Chris’s text follows the story of the woman at the well in John 4. It plainly applies to her situation. But it’s written in such a way that it also plainly applies to me! And it could easily be sung with a wide array of topics and passages in a worship service. Our hymn See the Christ is also an example, following Philippians 2:5-11, yet appropriate for several topics or occasions.

Simplicity and repetition

This is not necessarily a universal virtue in hymnwriting. I appreciate many wordy and complex hymns, and Chris certainly could have written a much heftier hymn on John 4. There are some huge, complex themes in that chapter! But I found myself really drawn to the strength of simplicity in Chris’s text. There is such relief and welcome in the refrain-like phrase of each verse: “No soul is too small for His mercy; No sin is too great for His grace!” And the way each verse opens and ends with the same phrase keeps them focused, compact, and poignant.

Concluding thoughts

I close with an exhortation: It’s easy to criticize a preacher when you know something about preaching or public speaking, and it’s easy to criticize a hymn text when you know something about hymnwriting. But the amazing and baffling thing is that God may choose to work powerfully through a “weak” vessel (e.g. the apostle Paul, 1 Corinthians 2:1-5). So, yes, do try to write admirably. But let God amaze you by how He chooses to work.
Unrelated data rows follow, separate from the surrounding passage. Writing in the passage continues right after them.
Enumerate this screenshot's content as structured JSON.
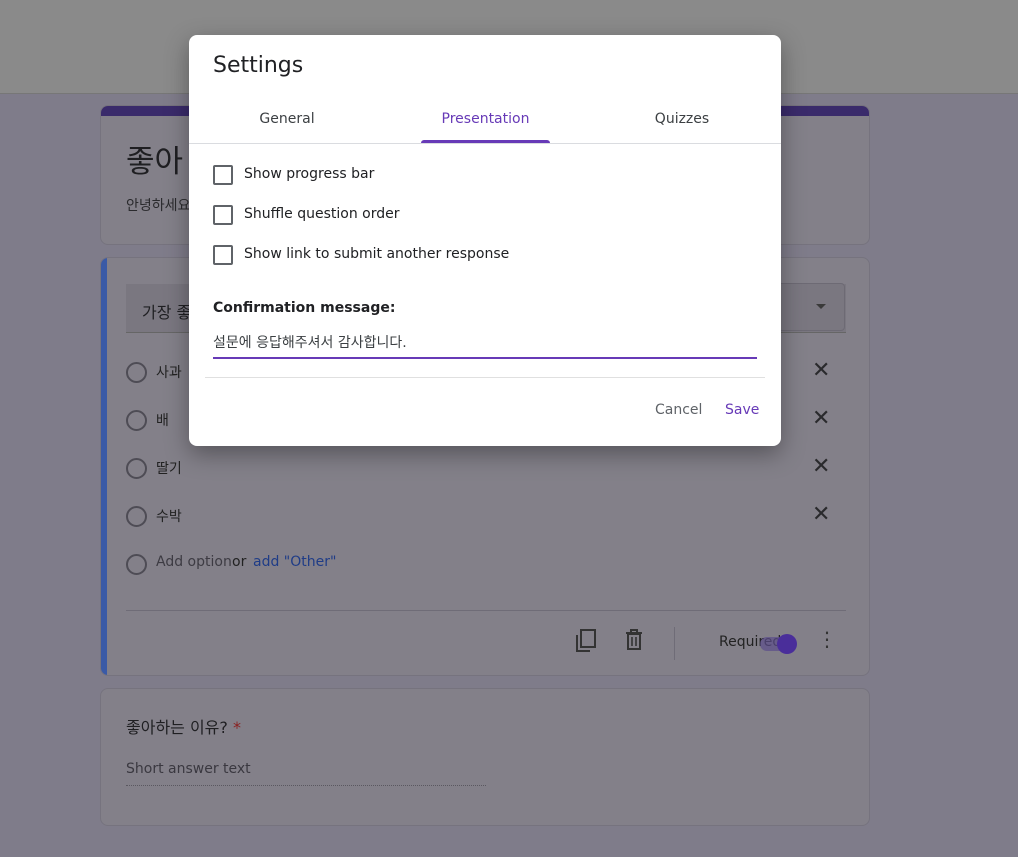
{
  "form": {
    "title": "좋아",
    "description": "안녕하세요",
    "question": {
      "title_partial": "가장 좋",
      "options": [
        "사과",
        "배",
        "딸기",
        "수박"
      ],
      "add_option": "Add option",
      "or": "or",
      "add_other": "add \"Other\"",
      "required_label": "Required",
      "required": true
    },
    "question2": {
      "title": "좋아하는 이유?",
      "required_mark": "*",
      "placeholder": "Short answer text"
    }
  },
  "dialog": {
    "title": "Settings",
    "tabs": [
      "General",
      "Presentation",
      "Quizzes"
    ],
    "active_tab": "Presentation",
    "checkboxes": [
      {
        "label": "Show progress bar",
        "checked": false
      },
      {
        "label": "Shuffle question order",
        "checked": false
      },
      {
        "label": "Show link to submit another response",
        "checked": false
      }
    ],
    "confirmation_label": "Confirmation message:",
    "confirmation_value": "설문에 응답해주셔서 감사합니다.",
    "cancel_label": "Cancel",
    "save_label": "Save"
  },
  "colors": {
    "accent": "#673ab7",
    "question_bar": "#3a5aa6"
  }
}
New Chris Anderson Hymn “Come, Lonely Heart”

I am very pleased to recommend a new hymn to my readers. Come, Lonely Heart (text by Chris Anderson and music by Greg Habegger) is a wonderful poetic exposition of John 4, where Jesus saves the woman at the well. You will be blessed by Chris’s doctrinal notes about the song. I was moved by his humble admission, “I am a Samaritan woman.” This text helps me experience the account through her eyes and glory in Christ’s compassion toward me! After all…”I am the Samaritan woman.” Here is the song text:

Come, lonely heart, to the outsider’s Friend—
To Jesus, Who seeks out the lost.
Your cruel seclusion has come to an end;
Find welcome, find home, at the cross.
No soul is too small for His mercy;
No sin is too great for His grace!
Come, lonely heart, to the outsider’s Friend;
Find welcome, find home, at the Cross.

Drink, thirsty heart, of the water of life—
Of bountiful, soul-quenching grace.
The world’s broken cisterns cannot satisfy;
The Savior is what your heart craves.
No soul is too small for His mercy;
No sin is too great for His grace!
Drink, thirsty heart, of the water of life;
The Savior is what your heart craves.

Rest, guilty heart, in forgiveness of sin—
In pardon from shame-stirring vice.
Though Satan and sinners and conscience condemn,
Your soul may be spotless as Christ.
No soul is too small for His mercy;
No sin is too great for His grace!
Rest, guilty heart, in forgiveness of sin;
Your soul may be spotless as Christ.

Joy, grateful heart, in the hope you have found—
In God, Who is seeking your praise.
Then go to the outcast, that grace may resound,
For Jesus is mighty to save.
No soul is too small for His mercy;
No sin is too great for His grace!
Joy, grateful heart, in the hope you have found,
For Jesus is mighty to save.

As a song/hymn-writer, I really appreciate Chris’s text on several levels (which I will share later). Thanks, Chris (and Greg) for your ministry to me and to the church for the glory of God!

Click here for downloadable resources on their website.